A run-in with defensive coordinator Buddy Ryan had Singletary, a rookie, questioning his desire to play for the Bears.
"He said, `I'm going to go to (General Manager Jim) Finks and tell him to trade me,' " Osborne said. "Buddy was making us do drills and things Mike didn't understand. I said, `Mike, Buddy is the last guy you want on your bad side. Just do it. It's his way of gaining control.' "
Singletary thanked Osborne and many teammates, coaches and the McCaskey family at induction ceremonies Saturday. Osborne, Leslie Frazier, Dan Rains, Jim Morrissey, Tyrone Keys, Gary Fencik, Alan Page and Al Harris were among those in attendance, along with Bears owners Virginia and Ed McCaskey and club President Michael McCaskey.
"The intensity level was the same between Dick and Mike," Osborne, a defensive tackle, said. "But while Dick would be on the bottom of the pile trying to bite someone or twist an ankle, Mike would help you up. Dick was instinctive and knew offenses from limited film study. Mike watched more film than some of the coaches. He was something. He would knock your head off, and then kneel beside you and lead you in prayer.
"I wouldn't have missed this for anything. The guy is special to me. He took the time to seek me out and ask advice."
Singletary's wife, Kim, who presented her husband at the induction ceremonies, said: "The quality I most admire is his ability to listen."
Asked about playing for Mike Ditka, Singletary said he appreciated his enthusiasm and vision.

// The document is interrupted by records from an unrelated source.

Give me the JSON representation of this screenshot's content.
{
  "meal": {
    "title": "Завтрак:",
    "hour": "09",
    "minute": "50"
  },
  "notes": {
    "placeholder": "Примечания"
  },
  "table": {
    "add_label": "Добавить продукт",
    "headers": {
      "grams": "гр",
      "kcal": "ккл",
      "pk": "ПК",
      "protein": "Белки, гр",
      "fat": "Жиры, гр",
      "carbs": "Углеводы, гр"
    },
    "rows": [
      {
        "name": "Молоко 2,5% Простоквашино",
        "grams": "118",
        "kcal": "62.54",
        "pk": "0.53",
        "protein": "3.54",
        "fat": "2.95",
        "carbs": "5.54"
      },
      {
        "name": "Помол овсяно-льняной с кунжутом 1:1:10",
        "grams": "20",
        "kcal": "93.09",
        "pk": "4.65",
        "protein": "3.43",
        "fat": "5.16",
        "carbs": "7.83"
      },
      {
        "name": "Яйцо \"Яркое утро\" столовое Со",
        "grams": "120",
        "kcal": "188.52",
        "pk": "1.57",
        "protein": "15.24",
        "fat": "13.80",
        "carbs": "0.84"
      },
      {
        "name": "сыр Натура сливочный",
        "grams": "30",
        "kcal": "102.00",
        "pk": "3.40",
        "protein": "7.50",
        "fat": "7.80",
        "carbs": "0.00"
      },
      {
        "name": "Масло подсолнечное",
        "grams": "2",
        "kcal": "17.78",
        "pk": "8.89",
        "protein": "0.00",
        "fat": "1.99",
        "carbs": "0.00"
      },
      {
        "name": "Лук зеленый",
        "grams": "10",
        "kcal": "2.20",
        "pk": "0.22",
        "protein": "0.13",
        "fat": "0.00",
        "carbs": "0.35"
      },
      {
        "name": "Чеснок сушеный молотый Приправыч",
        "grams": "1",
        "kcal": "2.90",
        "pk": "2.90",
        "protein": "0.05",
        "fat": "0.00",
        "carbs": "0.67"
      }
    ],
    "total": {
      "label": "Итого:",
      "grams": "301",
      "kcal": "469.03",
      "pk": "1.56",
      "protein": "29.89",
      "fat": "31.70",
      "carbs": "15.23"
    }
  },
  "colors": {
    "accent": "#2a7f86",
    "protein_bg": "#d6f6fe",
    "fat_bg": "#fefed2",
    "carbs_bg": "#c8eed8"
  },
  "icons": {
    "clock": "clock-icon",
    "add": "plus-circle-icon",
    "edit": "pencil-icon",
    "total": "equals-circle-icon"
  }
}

"The greatest thing is, you never misunderstood him," Singletary said. "If he didn't like what you were doing, he'd tell you. He read books on how to talk. He had books on stress, relaxation in his office. He just couldn't do it. He tried. He tried to be nice. He couldn't do it. It wasn't in him. He had to tell you the truth. You had to appreciate it."